New GG Peter Cosgrove vows to stay out of politics
FORMER General Peter Cosgrove has vowed to stay out of political debate once he is officially appointed as Australia's 26th Governor-General in March.
After much speculation, Prime Minister Tony Abbott on Tuesday announced Queen Elizabeth II had officially accepted Gen Cosgrove's appointment.
While Governor-General Quentin Bryce recently entered the debate on the monarchy and gay marriage, Gen Cosgrove said he would "shine a light, but not generate heat" on political issues.
Despite the appointment of the military leader coinciding with the coming centenary of World War I, Mr Abbott said it was not a military appointment.

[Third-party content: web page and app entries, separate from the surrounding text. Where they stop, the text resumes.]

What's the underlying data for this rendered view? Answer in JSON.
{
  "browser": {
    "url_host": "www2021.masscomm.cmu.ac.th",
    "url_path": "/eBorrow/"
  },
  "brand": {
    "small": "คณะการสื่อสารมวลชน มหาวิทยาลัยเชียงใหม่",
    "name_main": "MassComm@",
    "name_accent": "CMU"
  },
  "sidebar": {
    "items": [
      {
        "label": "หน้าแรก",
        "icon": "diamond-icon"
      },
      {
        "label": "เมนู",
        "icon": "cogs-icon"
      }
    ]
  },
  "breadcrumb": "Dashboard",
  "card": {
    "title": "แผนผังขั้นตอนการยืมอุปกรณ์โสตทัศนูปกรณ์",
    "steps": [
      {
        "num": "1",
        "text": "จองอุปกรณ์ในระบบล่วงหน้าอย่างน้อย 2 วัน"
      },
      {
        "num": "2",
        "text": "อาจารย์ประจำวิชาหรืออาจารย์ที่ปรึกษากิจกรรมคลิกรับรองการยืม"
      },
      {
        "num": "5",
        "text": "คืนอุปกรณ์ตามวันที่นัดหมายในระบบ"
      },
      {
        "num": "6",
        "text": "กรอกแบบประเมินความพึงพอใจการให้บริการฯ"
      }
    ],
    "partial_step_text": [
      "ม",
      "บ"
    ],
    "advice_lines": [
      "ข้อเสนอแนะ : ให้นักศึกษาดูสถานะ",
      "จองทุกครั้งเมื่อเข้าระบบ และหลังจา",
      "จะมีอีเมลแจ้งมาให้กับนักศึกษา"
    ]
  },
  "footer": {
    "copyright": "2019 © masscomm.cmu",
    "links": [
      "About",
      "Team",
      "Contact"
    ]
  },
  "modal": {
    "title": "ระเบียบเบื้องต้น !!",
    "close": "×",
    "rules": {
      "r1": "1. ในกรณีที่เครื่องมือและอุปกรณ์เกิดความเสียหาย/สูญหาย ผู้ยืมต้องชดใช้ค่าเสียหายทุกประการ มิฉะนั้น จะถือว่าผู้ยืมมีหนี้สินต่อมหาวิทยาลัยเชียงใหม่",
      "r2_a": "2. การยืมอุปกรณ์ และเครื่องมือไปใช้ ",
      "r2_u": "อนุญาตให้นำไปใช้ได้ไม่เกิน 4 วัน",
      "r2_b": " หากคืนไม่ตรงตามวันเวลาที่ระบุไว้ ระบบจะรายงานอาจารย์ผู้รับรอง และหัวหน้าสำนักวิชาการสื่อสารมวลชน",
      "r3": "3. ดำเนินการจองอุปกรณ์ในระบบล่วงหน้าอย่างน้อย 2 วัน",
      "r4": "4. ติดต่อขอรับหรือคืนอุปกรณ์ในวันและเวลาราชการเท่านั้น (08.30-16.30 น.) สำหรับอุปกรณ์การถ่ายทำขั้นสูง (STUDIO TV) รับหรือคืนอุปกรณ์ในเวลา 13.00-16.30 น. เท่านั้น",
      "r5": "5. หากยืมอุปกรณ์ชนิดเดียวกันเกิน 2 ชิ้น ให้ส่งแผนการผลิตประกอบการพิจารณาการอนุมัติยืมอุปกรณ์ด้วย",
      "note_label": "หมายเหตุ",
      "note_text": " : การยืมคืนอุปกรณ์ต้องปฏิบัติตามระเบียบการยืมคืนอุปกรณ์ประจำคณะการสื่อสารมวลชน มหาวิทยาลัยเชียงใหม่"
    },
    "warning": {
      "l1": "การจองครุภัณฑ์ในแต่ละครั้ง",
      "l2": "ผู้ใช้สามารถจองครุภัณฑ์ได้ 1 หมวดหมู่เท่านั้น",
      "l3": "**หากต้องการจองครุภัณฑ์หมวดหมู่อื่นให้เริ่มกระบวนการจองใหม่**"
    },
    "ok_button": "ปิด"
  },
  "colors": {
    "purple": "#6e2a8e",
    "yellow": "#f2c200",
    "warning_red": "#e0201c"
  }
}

He said of all those considered, Gen Cosgrove was the best candidate for the job, and that he could not think of a "finer Australian" to make the contribution.

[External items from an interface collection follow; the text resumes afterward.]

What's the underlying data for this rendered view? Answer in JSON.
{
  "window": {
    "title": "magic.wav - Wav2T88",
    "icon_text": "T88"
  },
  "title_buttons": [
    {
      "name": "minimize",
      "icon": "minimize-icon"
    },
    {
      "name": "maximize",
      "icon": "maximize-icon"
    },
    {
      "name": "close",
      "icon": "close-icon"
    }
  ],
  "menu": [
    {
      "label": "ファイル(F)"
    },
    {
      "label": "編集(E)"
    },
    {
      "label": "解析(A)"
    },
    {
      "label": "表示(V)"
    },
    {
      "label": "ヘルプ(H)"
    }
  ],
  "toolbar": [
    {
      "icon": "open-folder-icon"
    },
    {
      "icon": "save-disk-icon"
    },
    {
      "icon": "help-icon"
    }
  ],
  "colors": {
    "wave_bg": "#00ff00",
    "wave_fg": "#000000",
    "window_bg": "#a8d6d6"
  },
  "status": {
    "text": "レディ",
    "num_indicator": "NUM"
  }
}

Gen Cosgrove, joined by his wife Lynne in Canberra, said he was "truly humbled" by the appointment, vowing to meet as many Australians as possible during his term.
He said he hoped, with the government's blessing, to travel widely throughout the country, to learn more about the issues confronting Australians from all walks of life.
Gen Cosgrove said while he had a background in the military, he understood Australians society had a much broader diversity, promising to be a Governor-General for all.
He said he hoped he would be a "mirror to Australian society" as he went about the role.
Governor-General Designate Cosgrove will take up the position officially in March, and said he will live at the official residence at Yarralumla in Canberra.